SBV Curated Content | A Weekly Update of Enlightening & Intriguing Information | January 26, 2022
Businesses, Stock Markets & the Economy
Reframing Volatility (Michael Batnick)
“When markets get volatile, we often hear people say, “ignore the noise.” But telling people to ignore the noise is telling people not to be people. It’s not practical advice. It’s important to contextualize short-term losses, but we can do better than this.
Morgan Housel spoke about this idea, helping to reframe how we think about bear markets and recessions. If you view volatility as a fee for admission to long-term returns instead of a fine for doing something wrong, you have a better chance of riding it out when the going gets tough.
It seems premature to roll out a “don’t panic” spiel, given that the S&P 500 is a whopping 8.3% off its all-time high*, but I hope this post can help people see the big picture if it gets worse before it gets better.”
“Stocks appear less volatile the less you look at them.”
“If you can help it, stay away from checking your portfolio when you’re losing money.
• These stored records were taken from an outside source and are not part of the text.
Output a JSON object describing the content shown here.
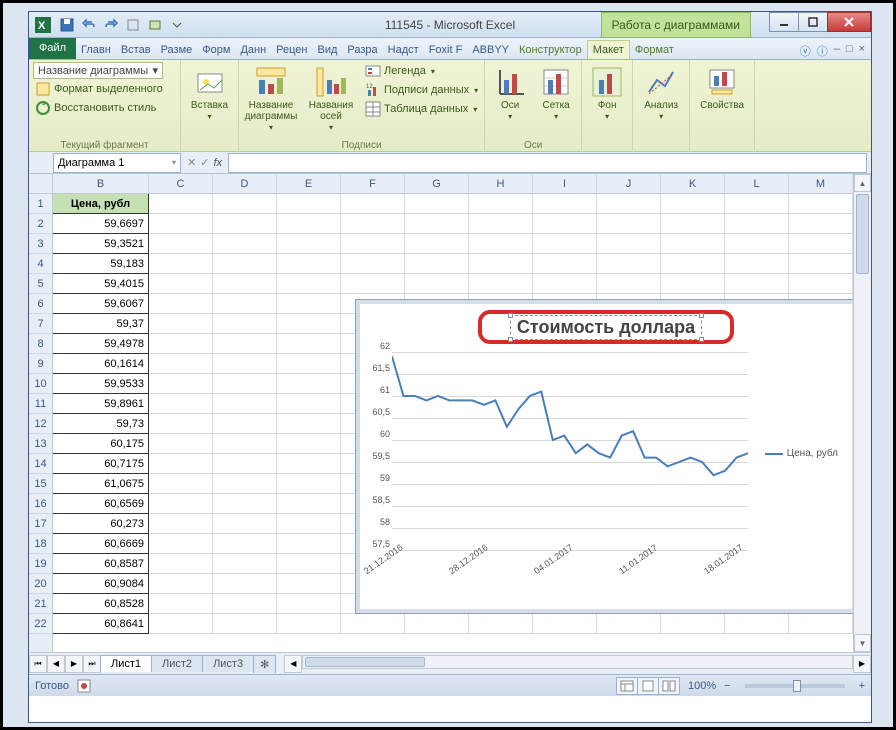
{
  "title": "111545 - Microsoft Excel",
  "chart_tools_label": "Работа с диаграммами",
  "tabs": {
    "file": "Файл",
    "items": [
      "Главн",
      "Встав",
      "Разме",
      "Форм",
      "Данн",
      "Рецен",
      "Вид",
      "Разра",
      "Надст",
      "Foxit F",
      "ABBYY"
    ],
    "ctx": [
      "Конструктор",
      "Макет",
      "Формат"
    ]
  },
  "ribbon": {
    "current_selection_dd": "Название диаграммы",
    "format_selection": "Формат выделенного",
    "reset_style": "Восстановить стиль",
    "group_current": "Текущий фрагмент",
    "insert": "Вставка",
    "chart_title": "Название диаграммы",
    "axis_titles": "Названия осей",
    "legend": "Легенда",
    "data_labels": "Подписи данных",
    "data_table": "Таблица данных",
    "group_labels": "Подписи",
    "axes": "Оси",
    "gridlines": "Сетка",
    "group_axes": "Оси",
    "background": "Фон",
    "analysis": "Анализ",
    "properties": "Свойства"
  },
  "namebox": "Диаграмма 1",
  "fx": "fx",
  "columns": [
    "B",
    "C",
    "D",
    "E",
    "F",
    "G",
    "H",
    "I",
    "J",
    "K",
    "L",
    "M"
  ],
  "data_header": "Цена, рубл",
  "data_rows": [
    "59,6697",
    "59,3521",
    "59,183",
    "59,4015",
    "59,6067",
    "59,37",
    "59,4978",
    "60,1614",
    "59,9533",
    "59,8961",
    "59,73",
    "60,175",
    "60,7175",
    "61,0675",
    "60,6569",
    "60,273",
    "60,6669",
    "60,8587",
    "60,9084",
    "60,8528",
    "60,8641"
  ],
  "sheet_tabs": [
    "Лист1",
    "Лист2",
    "Лист3"
  ],
  "status": "Готово",
  "zoom": "100%",
  "chart_data": {
    "type": "line",
    "title": "Стоимость доллара",
    "legend_label": "Цена, рубл",
    "xlabel": "",
    "ylabel": "",
    "ylim": [
      57.5,
      62
    ],
    "yticks": [
      57.5,
      58,
      58.5,
      59,
      59.5,
      60,
      60.5,
      61,
      61.5,
      62
    ],
    "x_ticks": [
      "21.12.2016",
      "28.12.2016",
      "04.01.2017",
      "11.01.2017",
      "18.01.2017"
    ],
    "series": [
      {
        "name": "Цена, рубл",
        "values": [
          61.9,
          61.0,
          61.0,
          60.9,
          61.0,
          60.9,
          60.9,
          60.9,
          60.8,
          60.9,
          60.3,
          60.7,
          61.0,
          61.1,
          60.0,
          60.1,
          59.7,
          59.9,
          59.7,
          59.6,
          60.1,
          60.2,
          59.6,
          59.6,
          59.4,
          59.5,
          59.6,
          59.5,
          59.2,
          59.3,
          59.6,
          59.7
        ]
      }
    ]
  }
}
Stocks won’t stop going down just because you’re looking at them, and the more you see your money evaporate, the more likely you are to do something to make it stop. But an investor’s job is not to avoid the pain but to endure it”.
“The S&P 500 has compounded at 10.5% per year since 1926. To have gotten anything close to that, you had to be willing to pay the volatility tax. No pain, no gain.”
“It’s no fun when stocks are going down. But if you understand, not just intellectually, but in every fiber of your portfolio, that this is part of the deal, then you’ll be well-positioned for when they start to go back up. I don’t know if that’s tomorrow or next year, but I know that in the meantime you have two choices: try and avoid it or accept the fee. Choose wisely.”
How Often Should You Expect a Stock Market Correction? (Ben Carlson)
“The only reason you get high returns over the long run is because you occasionally experience losses in the short run. This is a feature, not a bug.
The average drawdown from peak-to-trough in a given year in the U.S. stock market going back to 1928 is -16.3%. And you can see two-thirds of the time there has been a double-digit correction at some point during the year:”
“Over this 72-year period, based on my calculations, there have been 36 double-digit corrections, 10 bear markets and 6 crashes.
This means, on average, the S&P 500 has experienced:
- a correction once every 2 years (10%+)
- a bear market once every 7 years (20%+)1
- a crash once every 6 years (30%+)
1A bear market is technically defined as a loss of 20% or more. It’s kind of crazy how there have been 5 separate instances where the S&P fell 19% and change but never actually closed down 20%. Horseshoes and hand grenades I suppose.a crash once every 12 years (30%+)”
Your Finances & other Wealth Management links
When a Diagnosis Demands a Long-Term Money Strategy “Financial planning for people with chronic diseases is complicated and multifaceted. Start by building a team of people to help.” (The New York Times)
The Environment & ESG (Environmental, Social & Governance) Investing
U.S. aims to double cover crop planting to address climate change (Reuters)
Your Physical & Mental Well-being
The Best Starting Words to Win at Wordle “Want a leg up at the word game that everyone’s talking about? These tips can help you dive in more easily.” (Wired)
How to Find a Quality Mask (and Avoid Counterfeits) “Knowing which mask to pick and making sure it’s not a fake requires the sleuthing skills of a forensic investigator. Our guide can help.” (The New York Times)
This Week’s Serendipity
Best Photos Of 2021
Thank you Wendy Cook for introducing us to this wonderful website:
“Whales have individual personalities and stories. Through this website you can learn about the lives of some of our most iconic gray whales that feed along the Oregon coast, including surviving major injuries, finding mates and having calves, and feeding in specialized ways.
Explore this website to meet these special whales and learn how we conduct research to better understand their ecology, behavior, and health. And, when you feel up for the challenge, test your gray whale identification skills by playing our matching game!”